Before you grab your pitchforks and run my fellow PC snowflake social justice warriors and I out of town, there is one more point I would like to make. Not to disseminate my highly-classified position on the political spectrum, but I am of the firm belief that racial discrimination is, unfortunately, something that is still very much prevalent in our society, baseball included. That is a discussion for another day, but whether you agree with me or not, I don’t think there is denying the perception some have of the Cardinals as adopting a double standard for white and nonwhite players.
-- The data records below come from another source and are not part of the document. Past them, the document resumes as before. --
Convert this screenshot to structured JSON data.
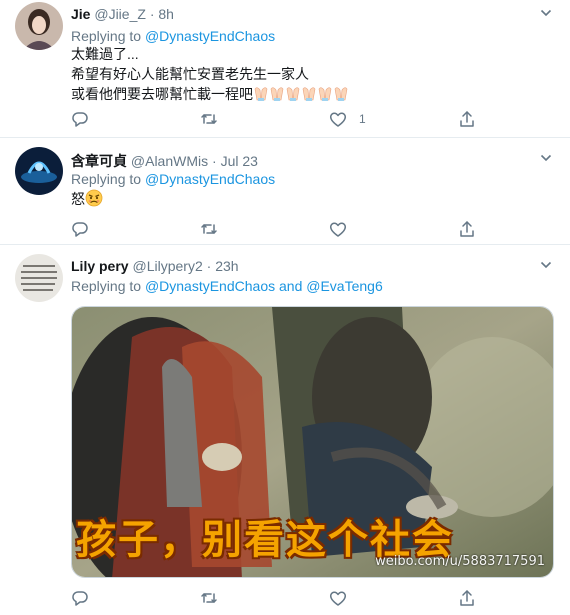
{
  "tweets": [
    {
      "name": "Jie",
      "handle": "@Jiie_Z",
      "sep": "·",
      "time": "8h",
      "replying_prefix": "Replying to",
      "replying_to": "@DynastyEndChaos",
      "lines": [
        "太難過了...",
        "希望有好心人能幫忙安置老先生一家人",
        "或看他們要去哪幫忙載一程吧"
      ],
      "like_count": "1"
    },
    {
      "name": "含章可貞",
      "handle": "@AlanWMis",
      "sep": "·",
      "time": "Jul 23",
      "replying_prefix": "Replying to",
      "replying_to": "@DynastyEndChaos",
      "lines": [
        "怒"
      ]
    },
    {
      "name": "Lily pery",
      "handle": "@Lilypery2",
      "sep": "·",
      "time": "23h",
      "replying_prefix": "Replying to",
      "replying_to": "@DynastyEndChaos",
      "replying_and": "and",
      "replying_to_2": "@EvaTeng6",
      "media_caption": "孩子，别看这个社会",
      "media_watermark": "weibo.com/u/5883717591"
    }
  ],
  "colors": {
    "link": "#1b95e0",
    "muted": "#657786",
    "divider": "#e6ecf0"
  },
  "icons": [
    "reply-icon",
    "retweet-icon",
    "like-icon",
    "share-icon",
    "chevron-down-icon",
    "folded-hands-emoji",
    "angry-face-emoji"
  ]
}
While Carlos Martinez fields criticism regarding his maturity, Randal Grichuk’s, for example, on-field woes were explained by still-developing pitch recognition skills without any indictments of his character or effort.

As former VEB writer/editor John Fleming said at early last month:

Sure, it’s possible that Fowler isn’t trying as hard as he could be, just as it’s possible Jedd Gyorko isn’t trying as hard in the field as he could. But that these accusations are reserved for one of two African-American players on the roster (if anyone accuses Tommy Pham, who gives a borderline psychotic level of effort at times, of laziness, I will be much angrier writing that post) is more than a bit alarming. It’s worth noting that Fowler has commented that the sociopolitical climate of St. Louis was a consideration when he was a free agent and that, fairly or not, there is a perception that St. Louis is an uncomfortable place for black players.

No party involved wants to experience an ugly conclusion to Dexter Fowler’s tenure in St. Louis. Make no mistake, I am by no means giving Fowler anything close to a free pass for the way he has played this season. He has lost his grasp on the starting right field job, and rightfully so given his performance both at the plate and in the field. However, talk of his subpar contact quality or defensive prowess is different from accusations of him carelessly playing without effort. The validity of John Mozeliak’s comments is a moot point, for they represent the type of tone-deaf missteps that can quickly accumulate to needlessly sour a relationship between management and player.